  14. McNeil, J. (1975). Feminism, femininity and the television series: A content analysis. Journal of Broadcasting, 19, 259–269.Google Scholar
  15. Nielsen, A. C. (1990). Nielsen report on television. New York: Nielsen Media Research.Google Scholar
  16. Olsen, B., & Douglas, W. (1997). The family on television: Evaluation of gender roles in situation comedy. Sex Roles, 36, 409–427.Google Scholar
  17. Roy, A., & Harwood, J. (1997). Underrepresented, positively portrayed: Older adults in television commercials. Journal of Applied Communication Research, 25, 39–56.Google Scholar
  18. Signorielli, N. (1991). A sourcebook on children and television. Westport, CT: Greenwood Press.Google Scholar
  19. Signorielli, N. (1982). Marital status in television drama: A case of reduced options. Journal of Broadcasting, 26, 585–587.Google Scholar
  20. Signorielli, N. (1974). Patterns in prime time. Journal of Communication, 24(2), 119–124.Google Scholar
  21. Signorielli, N. (1993). Television and adolescents' perceptions about work. Youth & Society, 24, 314–341.Google Scholar
  22. Signorielli, N. (1989). Television and conceptions about sex roles: Maintaining conventionality and the status quo. Sex Roles, 21, 341–360.Google Scholar
  23. Signorielli, N. (1983). The demography of the television world. In O. H. Gandy, P. Espinosa, & J. A. Ordover (Eds.), Proceedings from the Tenth Annual Telecommunications Policy Research Conference. Norwood, NJ: Ablex.Google Scholar
  24. Signorielli, N., Gross, L., & Morgan, M. (1982). Violence in television programs: Ten years later. In D. Pearl, L. Bouthilet, & J. Lazar (Eds.), Television and behavior: Ten years of scientific progress and implications for the eighties.Vol. 2.Technical Reports. Washington, DC: U.S. Government Printing Office.Google Scholar
  25. Tuchman, G., Daniels, A. K., & Benet, J. (Eds.). (1978). Hearth and Home: Images of Women in the Mass Media. New York: Oxford University Press.Google Scholar
  26. Vande Berg, L. R., & Streckfuss, D. (1992). Prime-time television's portrayal of women and the world of work: A demographic profile. Journal of Broadcasting, 36, 195–208.Google Scholar
  27. Vernon, J. A., Williams, J. A., Phillips, T., & Wilson, J. (1990). Media stereotyping: A comparison of the way elderly women and men are portrayed on prime-time television. Journal of Women and Aging, 2, 55–68.Google Scholar

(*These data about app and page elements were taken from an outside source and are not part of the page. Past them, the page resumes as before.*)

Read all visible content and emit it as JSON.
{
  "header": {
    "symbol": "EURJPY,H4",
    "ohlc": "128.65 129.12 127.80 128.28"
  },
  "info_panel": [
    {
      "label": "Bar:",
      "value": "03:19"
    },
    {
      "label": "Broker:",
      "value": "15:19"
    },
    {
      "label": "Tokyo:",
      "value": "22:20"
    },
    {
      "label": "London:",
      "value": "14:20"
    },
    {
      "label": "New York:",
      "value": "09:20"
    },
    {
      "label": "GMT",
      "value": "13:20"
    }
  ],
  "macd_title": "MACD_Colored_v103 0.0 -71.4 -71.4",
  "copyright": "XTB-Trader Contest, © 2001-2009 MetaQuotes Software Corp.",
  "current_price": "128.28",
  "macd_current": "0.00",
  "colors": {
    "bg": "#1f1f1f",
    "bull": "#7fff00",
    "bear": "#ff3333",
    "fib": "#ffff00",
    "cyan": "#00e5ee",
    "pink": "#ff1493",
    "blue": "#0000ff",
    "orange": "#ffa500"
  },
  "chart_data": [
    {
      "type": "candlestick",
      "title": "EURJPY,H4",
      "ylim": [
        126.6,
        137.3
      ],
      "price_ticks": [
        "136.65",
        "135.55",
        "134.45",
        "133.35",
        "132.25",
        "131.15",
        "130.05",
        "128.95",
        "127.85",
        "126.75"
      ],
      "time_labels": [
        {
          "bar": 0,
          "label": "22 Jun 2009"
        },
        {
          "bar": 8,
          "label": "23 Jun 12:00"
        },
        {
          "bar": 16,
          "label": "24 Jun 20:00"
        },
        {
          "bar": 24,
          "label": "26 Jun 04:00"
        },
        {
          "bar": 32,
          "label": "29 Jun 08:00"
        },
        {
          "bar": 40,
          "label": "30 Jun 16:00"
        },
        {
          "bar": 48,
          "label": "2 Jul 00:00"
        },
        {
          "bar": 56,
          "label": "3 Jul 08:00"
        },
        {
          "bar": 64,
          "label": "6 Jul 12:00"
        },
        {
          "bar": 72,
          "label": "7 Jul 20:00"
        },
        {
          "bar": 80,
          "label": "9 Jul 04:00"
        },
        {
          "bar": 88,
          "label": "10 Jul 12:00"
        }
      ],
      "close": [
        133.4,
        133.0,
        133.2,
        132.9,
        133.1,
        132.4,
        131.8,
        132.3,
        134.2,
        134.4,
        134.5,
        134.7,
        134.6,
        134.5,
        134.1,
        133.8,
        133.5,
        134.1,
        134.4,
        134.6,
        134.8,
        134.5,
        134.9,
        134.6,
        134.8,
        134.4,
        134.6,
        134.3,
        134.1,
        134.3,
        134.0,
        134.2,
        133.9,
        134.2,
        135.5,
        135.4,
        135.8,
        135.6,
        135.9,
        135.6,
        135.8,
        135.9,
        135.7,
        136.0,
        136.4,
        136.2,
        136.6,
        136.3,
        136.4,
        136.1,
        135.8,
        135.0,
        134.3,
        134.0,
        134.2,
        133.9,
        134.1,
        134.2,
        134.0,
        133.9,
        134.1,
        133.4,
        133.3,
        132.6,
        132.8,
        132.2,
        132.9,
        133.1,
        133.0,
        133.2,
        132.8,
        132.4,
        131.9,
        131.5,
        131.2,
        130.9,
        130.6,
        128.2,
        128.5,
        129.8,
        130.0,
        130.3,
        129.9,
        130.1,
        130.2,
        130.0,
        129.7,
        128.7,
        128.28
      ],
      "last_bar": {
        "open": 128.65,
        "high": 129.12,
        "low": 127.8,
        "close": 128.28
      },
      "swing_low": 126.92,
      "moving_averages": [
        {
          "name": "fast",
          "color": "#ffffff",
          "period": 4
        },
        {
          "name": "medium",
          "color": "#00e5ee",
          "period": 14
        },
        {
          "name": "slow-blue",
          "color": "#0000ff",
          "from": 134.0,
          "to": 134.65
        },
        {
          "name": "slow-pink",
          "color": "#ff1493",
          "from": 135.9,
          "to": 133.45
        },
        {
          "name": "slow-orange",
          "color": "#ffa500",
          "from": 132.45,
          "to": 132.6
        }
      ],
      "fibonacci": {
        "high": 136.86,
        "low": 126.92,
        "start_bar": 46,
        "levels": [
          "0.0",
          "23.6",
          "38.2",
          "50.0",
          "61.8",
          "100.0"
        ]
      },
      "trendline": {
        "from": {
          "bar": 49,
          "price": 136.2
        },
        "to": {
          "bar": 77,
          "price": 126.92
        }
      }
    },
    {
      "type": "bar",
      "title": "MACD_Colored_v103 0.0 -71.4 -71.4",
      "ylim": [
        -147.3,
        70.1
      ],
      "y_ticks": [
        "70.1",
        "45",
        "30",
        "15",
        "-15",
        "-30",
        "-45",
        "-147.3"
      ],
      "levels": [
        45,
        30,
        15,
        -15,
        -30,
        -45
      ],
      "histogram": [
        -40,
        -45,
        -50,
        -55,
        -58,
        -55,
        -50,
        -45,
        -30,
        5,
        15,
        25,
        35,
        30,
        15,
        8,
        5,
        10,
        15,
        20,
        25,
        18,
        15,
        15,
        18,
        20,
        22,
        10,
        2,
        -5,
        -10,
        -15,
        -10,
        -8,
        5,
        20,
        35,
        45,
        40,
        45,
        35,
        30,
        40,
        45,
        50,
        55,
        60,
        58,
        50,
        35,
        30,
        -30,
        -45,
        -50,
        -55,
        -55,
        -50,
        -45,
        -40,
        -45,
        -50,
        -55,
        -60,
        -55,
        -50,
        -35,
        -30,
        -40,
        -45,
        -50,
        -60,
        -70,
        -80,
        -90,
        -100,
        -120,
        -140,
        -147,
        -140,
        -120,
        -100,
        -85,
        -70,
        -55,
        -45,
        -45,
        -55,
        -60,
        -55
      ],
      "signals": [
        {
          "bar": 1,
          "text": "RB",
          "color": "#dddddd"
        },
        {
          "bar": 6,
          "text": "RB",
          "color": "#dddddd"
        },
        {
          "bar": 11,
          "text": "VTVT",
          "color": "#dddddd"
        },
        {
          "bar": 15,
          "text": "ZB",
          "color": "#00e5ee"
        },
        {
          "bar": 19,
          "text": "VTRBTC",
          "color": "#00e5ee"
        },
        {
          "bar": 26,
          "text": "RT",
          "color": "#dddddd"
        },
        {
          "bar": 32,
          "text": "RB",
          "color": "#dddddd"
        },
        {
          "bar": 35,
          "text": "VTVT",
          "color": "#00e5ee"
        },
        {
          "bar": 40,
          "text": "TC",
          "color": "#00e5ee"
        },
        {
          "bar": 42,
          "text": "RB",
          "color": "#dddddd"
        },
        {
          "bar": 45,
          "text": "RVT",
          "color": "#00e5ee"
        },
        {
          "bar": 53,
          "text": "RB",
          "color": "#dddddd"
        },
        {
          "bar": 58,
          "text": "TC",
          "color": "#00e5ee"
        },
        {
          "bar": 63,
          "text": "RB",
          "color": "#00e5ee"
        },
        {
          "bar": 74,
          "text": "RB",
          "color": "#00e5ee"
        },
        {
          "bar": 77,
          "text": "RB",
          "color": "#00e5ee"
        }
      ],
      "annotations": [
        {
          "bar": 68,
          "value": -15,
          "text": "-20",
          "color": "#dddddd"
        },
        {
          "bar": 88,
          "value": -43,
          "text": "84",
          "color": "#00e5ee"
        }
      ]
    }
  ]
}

Copyright information

© Plenum Publishing Corporation 1999

Authors and Affiliations

  • Nancy Signorielli
  • Aaron Bacue

There are no affiliations available

Personalised recommendations